The Semantic Desktop - a new hope for Personal Information Management

Monday, December 1st

Leo Sauermann - German Research Center for Artificial Intelligence (DFKI), Germany

With today's operating systems it is possible to store a file to a folder, but not to a project or a person. Applications do not share concepts of persons or projects. In the Semantic Web effort, the W3C has proposed standards for the management of metadata.

This talk is about a merge of Semantic Web and Personal Computers resulting in the Semantic Desktop. Existing data sources are adapted to RDF, enabling integration across applications. Different projects aim at implementing the new paradigm, in the talk the open source frameworks published by the NEPOMUK project are presented.

Bringing Pervasive services to Mobile Users

Monday, December 15th

Massimo Paolucci - NTT DoCoMo, Germany

We are living in a world in which digital services are increasingly provided at the "street level". Such services are becoming one of the media through which we interact with the environment. In this trend, mobile phones are the tool through which we gain access to these services, and through them to operate in the real world. This poses new problems of how to discover services in a contextual way, how to provide them in such a way that they make sense to a busy user on the run, and how to support the user when things go wrong. In this talk I will discuss our experience with developing a mobile platform to deploy on mobile phones for intelligent service provisioning.

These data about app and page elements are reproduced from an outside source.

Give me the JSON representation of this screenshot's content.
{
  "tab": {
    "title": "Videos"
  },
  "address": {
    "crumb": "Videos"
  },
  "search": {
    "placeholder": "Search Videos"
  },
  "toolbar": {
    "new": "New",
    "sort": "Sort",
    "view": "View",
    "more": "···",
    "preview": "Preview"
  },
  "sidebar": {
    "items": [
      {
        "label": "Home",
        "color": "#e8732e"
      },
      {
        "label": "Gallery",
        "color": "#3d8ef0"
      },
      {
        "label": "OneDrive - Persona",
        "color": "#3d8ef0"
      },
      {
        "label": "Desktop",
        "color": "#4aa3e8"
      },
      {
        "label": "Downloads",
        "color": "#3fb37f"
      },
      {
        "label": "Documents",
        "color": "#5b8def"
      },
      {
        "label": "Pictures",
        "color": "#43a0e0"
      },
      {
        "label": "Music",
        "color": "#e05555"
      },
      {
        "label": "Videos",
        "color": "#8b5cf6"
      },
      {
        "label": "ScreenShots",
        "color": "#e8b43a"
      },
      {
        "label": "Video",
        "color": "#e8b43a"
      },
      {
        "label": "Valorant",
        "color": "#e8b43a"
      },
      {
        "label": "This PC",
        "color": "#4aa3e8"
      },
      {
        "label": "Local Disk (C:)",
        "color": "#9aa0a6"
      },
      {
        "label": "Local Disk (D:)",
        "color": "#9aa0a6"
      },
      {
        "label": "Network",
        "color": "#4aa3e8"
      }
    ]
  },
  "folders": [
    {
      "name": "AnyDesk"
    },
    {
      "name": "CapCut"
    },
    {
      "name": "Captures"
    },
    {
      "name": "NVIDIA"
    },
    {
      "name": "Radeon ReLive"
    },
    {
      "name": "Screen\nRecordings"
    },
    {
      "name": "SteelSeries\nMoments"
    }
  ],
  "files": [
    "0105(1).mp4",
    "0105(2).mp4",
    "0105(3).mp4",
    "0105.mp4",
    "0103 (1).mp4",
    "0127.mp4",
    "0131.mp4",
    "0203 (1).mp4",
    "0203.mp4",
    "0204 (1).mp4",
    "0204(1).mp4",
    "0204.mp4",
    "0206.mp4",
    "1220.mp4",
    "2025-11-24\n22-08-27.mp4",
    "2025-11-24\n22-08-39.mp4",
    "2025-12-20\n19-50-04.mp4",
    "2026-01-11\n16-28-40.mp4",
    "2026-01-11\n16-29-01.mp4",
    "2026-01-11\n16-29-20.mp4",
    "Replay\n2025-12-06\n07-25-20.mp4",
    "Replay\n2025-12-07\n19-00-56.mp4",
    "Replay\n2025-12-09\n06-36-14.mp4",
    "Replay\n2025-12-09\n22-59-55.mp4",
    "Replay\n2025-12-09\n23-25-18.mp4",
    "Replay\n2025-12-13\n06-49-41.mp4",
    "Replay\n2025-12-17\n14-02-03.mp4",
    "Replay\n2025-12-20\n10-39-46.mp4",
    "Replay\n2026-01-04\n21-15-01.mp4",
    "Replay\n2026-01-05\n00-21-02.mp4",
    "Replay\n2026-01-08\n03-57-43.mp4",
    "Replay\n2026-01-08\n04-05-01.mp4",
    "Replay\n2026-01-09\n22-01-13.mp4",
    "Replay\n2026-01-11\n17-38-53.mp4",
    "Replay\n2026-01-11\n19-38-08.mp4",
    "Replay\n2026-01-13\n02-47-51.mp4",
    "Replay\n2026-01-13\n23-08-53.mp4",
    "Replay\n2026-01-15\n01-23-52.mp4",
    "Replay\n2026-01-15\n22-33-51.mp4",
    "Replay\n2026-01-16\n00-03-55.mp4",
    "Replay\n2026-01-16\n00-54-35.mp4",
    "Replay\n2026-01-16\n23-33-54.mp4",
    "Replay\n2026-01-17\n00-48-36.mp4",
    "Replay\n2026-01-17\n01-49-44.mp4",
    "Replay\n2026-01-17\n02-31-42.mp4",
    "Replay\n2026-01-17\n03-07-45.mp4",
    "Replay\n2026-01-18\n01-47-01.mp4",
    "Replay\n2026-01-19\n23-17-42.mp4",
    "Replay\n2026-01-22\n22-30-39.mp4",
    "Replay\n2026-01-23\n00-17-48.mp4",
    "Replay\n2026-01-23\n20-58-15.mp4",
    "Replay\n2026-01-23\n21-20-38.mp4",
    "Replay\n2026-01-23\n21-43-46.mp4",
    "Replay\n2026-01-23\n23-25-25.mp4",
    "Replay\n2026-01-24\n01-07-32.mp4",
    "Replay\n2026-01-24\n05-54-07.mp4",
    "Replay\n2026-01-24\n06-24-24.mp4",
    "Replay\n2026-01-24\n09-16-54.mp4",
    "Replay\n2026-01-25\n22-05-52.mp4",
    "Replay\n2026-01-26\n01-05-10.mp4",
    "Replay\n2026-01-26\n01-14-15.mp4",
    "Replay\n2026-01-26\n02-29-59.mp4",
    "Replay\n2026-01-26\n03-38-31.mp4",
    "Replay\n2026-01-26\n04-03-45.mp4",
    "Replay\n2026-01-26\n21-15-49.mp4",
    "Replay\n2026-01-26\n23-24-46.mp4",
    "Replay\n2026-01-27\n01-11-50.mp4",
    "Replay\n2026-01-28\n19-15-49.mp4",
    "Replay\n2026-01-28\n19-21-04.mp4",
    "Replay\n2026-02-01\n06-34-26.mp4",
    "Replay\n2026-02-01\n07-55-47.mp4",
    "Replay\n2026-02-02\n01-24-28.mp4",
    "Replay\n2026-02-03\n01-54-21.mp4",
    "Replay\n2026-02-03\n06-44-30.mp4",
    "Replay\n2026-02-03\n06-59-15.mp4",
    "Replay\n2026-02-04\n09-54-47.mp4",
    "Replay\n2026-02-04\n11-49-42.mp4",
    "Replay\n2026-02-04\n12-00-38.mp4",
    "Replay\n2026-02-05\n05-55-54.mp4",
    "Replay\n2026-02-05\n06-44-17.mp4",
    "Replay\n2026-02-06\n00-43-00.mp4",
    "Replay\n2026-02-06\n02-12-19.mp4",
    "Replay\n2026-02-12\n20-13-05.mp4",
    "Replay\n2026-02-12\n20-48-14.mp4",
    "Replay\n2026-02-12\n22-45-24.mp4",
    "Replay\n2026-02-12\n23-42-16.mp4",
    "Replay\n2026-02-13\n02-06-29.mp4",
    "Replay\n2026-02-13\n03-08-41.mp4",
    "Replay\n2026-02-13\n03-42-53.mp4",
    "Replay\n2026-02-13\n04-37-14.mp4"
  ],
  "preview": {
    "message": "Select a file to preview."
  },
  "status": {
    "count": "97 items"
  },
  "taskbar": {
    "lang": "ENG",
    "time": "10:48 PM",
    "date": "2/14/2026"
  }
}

Identity and access management in Austrian portal network "Portalverbund"

Monday, January 12th

Gerold Pesendorfer, Peter Pichler - LFRZ GmbH, Austria

The Portalverbund - as part of the Austrian e-government strategy - is used within the most important governmental G2G applications such as ZMR (Central Register of Residents), EKIS (Police Information System), or FSR (Register for driving licenses). The participants (e.g. ministries, federal countries and other public organisations) run user portals to administrate access rights for all applications needed. Organisations providing applications are using an application portal which controls the access of user portals to their applications. The technical base for the communication between users and applications is the Portalverbund-Protocol (PVP). The newest challenge in this context is the usage of Portalverbund for B2G communication.

Adapting to Users in Recommender Systems

Monday, January 19th

Francesco Ricci - Free University of Bozen-Bolzano, Italy

Recommender systems have emerged as an important part of the solution to the information overload problem facing today's Web users. Combining ideas and techniques from information filtering, user modeling, artificial intelligence, and human-computer interaction, recommender systems provide users with proactive suggestions that are tailored to meet their particular information need. In this talk I will present some novel recommendation technologies that are making recommender systems more adaptive to the user. Here, the focus of the adaptation is on the interaction process, i.e., to the various actions the system may perform to better help the users in achieving their specific information goals.

Blog Mining - Market Research done easily?

Monday, January 26th

Bettina Berendt - Katholieke Universiteit Leuven, Belgium

The easy availability and large quantity of opinions in blogs and other forms of "user-generated content" on the Web offer an opportunity to complement laborious and expensive techniques of market research by techniques of data mining, which enable easy and fast analysis of large amounts of data. In this talk, an overview of current techniques, and its possibilities and limitations will be discussed. Topics include the maturity and the politicization of the German blogosphere and the semantic content of tags.